Custom properties are a powerful thing—thank you for spreading the word. They are so powerful that I think “Of course we could use a post-processor plugin to turn Custom Properties into plain CSS” isn’t always the case. Of course a post-processer can deal with simple substitutions, but will it be able to deal with more complex calculations, as done for example in this pen tag stripes? And a CSS post-processor has no chance to get the values when custom properties are set from the outside—be it with JavaScript or in the mark-up, as in that pen responsive table.

You surely can check browser support, but you don’t have to in this case:

—color-text-default : black;
body { color : black; color : var(—color-text-default);

Browsers that don’t support custom properties would ignore that declaration and use the fallback. Using @supports() makes sense when setting other properties than the one in the condition, e.g.

body { background: red }
@supports (—foo: “”) { body { background: green } }

“Dumb browsers look the other way”—progressive enhancement, yay!
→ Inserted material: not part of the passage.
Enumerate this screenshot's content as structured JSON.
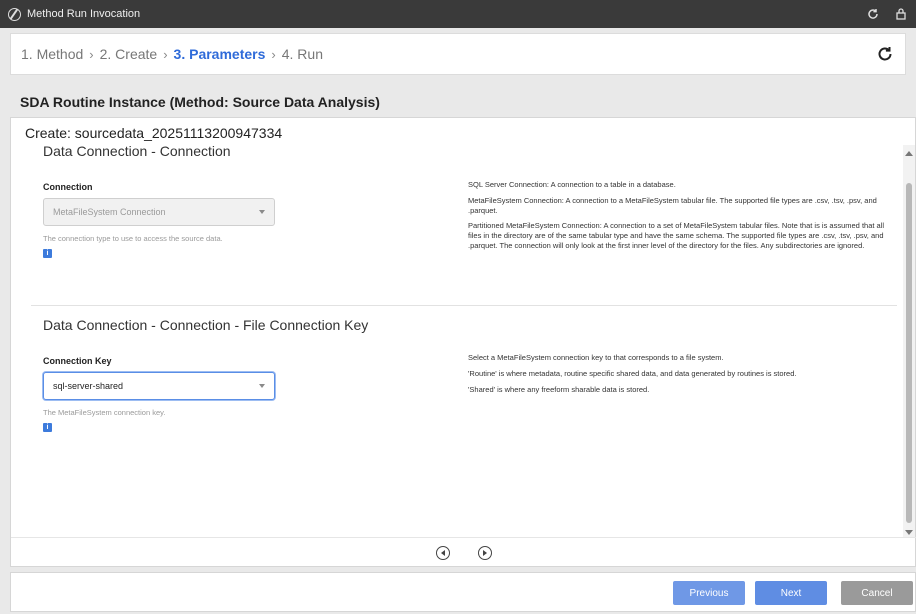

As Jeremy Keith put it into words: “you’re free to spend all your time experimenting with the latest and greatest browser technologies, secure in the knowledge that even if they aren’t universally supported yet, that’s okay: you’ve already got your fallback in place.” I’m a fan.